__Website and app data records__:
==============================

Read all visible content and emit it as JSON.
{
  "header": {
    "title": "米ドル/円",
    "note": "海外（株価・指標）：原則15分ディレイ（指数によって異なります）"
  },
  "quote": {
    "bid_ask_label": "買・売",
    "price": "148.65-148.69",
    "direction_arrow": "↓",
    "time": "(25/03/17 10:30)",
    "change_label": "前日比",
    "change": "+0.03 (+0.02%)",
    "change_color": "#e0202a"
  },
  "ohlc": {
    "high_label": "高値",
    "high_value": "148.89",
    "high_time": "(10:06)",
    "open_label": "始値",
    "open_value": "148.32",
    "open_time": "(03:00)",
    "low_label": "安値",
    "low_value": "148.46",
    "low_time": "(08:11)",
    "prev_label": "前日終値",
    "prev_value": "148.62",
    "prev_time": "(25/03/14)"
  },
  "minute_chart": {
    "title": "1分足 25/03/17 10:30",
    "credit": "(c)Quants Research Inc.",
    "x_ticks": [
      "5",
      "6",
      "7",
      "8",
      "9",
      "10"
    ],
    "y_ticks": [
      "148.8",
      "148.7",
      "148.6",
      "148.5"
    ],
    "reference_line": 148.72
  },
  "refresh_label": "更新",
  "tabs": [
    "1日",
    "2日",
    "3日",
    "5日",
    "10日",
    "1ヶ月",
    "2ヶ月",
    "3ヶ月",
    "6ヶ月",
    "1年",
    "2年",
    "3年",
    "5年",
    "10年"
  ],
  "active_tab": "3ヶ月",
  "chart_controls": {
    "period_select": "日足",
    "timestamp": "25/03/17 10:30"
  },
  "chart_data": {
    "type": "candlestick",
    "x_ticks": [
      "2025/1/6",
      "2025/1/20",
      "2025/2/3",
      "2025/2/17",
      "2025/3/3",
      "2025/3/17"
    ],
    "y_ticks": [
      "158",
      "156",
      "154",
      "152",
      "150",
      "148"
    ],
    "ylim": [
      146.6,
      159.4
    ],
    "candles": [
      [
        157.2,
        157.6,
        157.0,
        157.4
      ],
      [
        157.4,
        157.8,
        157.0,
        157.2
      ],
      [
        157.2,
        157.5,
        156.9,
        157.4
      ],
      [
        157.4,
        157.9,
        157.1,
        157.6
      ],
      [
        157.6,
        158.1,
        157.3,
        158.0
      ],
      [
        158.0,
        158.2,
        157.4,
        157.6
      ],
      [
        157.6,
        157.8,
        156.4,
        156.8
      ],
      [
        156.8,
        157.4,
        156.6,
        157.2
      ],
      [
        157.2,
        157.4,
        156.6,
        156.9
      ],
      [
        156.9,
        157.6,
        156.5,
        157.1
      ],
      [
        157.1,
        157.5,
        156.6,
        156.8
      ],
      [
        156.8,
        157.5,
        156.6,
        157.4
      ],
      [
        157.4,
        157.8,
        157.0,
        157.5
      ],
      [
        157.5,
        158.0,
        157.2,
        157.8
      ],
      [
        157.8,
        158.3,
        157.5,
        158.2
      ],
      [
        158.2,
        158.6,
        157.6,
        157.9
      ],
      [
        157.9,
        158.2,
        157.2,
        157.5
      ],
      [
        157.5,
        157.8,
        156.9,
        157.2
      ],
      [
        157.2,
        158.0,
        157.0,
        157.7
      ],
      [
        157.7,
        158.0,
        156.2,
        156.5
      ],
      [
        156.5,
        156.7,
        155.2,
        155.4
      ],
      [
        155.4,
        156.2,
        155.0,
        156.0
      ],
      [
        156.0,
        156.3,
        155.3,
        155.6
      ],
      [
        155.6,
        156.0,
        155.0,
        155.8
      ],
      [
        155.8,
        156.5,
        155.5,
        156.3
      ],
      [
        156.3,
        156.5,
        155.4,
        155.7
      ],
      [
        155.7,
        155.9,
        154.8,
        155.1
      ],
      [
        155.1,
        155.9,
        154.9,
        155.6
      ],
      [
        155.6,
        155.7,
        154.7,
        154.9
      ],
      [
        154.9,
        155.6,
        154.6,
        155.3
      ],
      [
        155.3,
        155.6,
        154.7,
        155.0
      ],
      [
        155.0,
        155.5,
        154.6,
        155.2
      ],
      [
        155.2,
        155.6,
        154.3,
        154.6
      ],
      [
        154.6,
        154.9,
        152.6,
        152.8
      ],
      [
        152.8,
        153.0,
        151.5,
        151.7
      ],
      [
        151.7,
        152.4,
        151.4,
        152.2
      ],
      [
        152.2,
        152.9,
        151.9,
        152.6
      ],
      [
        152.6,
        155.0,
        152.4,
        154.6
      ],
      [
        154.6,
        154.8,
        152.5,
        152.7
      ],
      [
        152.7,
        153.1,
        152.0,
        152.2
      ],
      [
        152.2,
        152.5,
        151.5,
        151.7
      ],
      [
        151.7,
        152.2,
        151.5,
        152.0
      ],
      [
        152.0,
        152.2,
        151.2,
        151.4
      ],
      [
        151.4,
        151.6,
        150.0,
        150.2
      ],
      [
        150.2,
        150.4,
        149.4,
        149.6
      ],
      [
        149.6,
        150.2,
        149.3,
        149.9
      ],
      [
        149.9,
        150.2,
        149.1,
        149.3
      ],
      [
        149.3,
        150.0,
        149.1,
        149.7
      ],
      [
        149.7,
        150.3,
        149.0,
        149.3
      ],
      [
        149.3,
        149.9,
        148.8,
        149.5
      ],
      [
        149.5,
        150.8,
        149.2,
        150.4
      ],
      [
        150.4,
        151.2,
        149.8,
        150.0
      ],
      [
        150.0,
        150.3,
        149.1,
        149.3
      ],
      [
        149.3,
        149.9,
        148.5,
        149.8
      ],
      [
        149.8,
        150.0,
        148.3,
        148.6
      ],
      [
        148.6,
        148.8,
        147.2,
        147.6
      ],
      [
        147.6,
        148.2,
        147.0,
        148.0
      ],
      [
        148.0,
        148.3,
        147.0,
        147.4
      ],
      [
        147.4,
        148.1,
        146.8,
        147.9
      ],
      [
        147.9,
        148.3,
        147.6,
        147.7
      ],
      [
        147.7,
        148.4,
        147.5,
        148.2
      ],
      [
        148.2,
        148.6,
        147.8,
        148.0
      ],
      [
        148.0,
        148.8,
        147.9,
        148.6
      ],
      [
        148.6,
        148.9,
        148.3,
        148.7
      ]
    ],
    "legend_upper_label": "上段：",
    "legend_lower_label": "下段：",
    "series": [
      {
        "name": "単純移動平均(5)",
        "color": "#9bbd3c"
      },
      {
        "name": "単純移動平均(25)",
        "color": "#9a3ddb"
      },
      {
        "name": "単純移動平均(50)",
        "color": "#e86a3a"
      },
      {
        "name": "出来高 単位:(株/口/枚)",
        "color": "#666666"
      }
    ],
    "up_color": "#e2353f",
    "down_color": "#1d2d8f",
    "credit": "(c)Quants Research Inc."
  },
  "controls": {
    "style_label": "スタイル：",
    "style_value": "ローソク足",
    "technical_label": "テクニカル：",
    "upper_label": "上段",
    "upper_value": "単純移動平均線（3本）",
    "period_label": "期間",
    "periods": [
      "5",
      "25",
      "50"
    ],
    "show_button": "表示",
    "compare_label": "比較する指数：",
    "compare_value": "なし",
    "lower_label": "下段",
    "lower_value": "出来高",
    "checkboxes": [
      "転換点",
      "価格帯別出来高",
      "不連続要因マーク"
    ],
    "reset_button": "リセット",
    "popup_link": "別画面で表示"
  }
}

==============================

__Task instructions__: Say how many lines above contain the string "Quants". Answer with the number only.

__Task response__: 2